• AVAILABLE DATA:
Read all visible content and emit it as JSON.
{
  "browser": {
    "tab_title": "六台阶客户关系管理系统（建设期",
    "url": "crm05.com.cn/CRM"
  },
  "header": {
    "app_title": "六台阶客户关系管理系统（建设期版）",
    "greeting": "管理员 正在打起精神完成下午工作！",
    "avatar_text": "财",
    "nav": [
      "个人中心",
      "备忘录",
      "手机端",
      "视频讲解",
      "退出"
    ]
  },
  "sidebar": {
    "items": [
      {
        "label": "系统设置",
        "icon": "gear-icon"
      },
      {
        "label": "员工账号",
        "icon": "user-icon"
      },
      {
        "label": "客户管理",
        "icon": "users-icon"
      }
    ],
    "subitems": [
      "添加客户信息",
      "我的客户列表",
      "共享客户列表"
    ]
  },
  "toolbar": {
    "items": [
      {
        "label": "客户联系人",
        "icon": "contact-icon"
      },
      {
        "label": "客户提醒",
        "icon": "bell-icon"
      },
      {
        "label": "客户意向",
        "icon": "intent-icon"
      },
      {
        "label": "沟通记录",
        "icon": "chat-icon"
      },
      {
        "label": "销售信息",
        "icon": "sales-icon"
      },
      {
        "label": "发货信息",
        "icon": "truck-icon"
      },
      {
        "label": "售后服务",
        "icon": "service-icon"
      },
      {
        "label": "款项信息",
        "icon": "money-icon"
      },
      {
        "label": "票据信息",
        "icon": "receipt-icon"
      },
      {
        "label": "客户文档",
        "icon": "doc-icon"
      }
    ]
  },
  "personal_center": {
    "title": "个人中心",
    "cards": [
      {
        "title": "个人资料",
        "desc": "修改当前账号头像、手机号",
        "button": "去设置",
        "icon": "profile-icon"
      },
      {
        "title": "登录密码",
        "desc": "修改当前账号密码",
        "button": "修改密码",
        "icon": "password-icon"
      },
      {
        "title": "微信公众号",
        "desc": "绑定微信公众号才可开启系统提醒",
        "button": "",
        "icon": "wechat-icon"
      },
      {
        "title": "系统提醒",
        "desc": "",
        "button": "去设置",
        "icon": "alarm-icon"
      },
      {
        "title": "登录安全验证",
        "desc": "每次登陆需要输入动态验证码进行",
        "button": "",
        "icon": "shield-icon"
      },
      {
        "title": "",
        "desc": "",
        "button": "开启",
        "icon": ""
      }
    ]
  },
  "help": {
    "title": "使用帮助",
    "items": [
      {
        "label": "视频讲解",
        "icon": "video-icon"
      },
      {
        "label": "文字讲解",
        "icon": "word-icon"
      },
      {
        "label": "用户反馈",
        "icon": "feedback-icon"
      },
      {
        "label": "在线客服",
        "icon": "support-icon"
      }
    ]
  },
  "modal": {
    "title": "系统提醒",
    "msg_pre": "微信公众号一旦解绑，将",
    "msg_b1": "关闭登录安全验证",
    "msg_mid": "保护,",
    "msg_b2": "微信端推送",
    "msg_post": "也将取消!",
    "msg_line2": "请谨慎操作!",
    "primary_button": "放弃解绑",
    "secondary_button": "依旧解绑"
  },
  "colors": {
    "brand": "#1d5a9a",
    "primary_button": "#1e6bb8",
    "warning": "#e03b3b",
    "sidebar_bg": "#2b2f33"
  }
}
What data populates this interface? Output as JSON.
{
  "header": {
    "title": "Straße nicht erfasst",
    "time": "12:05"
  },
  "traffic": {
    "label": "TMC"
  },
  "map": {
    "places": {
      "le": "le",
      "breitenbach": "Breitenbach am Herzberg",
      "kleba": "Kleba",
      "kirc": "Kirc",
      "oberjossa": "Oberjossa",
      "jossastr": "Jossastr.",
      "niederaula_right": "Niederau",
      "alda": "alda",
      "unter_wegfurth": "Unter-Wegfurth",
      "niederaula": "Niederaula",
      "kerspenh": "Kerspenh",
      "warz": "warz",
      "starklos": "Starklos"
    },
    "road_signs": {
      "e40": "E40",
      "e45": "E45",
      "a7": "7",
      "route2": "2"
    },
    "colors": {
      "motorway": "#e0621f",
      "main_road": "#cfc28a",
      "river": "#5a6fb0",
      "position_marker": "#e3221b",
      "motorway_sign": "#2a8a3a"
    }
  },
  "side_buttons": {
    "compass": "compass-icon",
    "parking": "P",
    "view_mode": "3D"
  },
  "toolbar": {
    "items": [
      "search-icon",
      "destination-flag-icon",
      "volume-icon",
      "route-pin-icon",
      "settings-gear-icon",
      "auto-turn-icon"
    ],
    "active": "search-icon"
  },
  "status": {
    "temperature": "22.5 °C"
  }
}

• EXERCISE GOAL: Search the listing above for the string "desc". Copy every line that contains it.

• ANSWER AREA:
        "desc": "修改当前账号头像、手机号",
        "desc": "修改当前账号密码",
        "desc": "绑定微信公众号才可开启系统提醒",
        "desc": "",
        "desc": "每次登陆需要输入动态验证码进行",
        "desc": "",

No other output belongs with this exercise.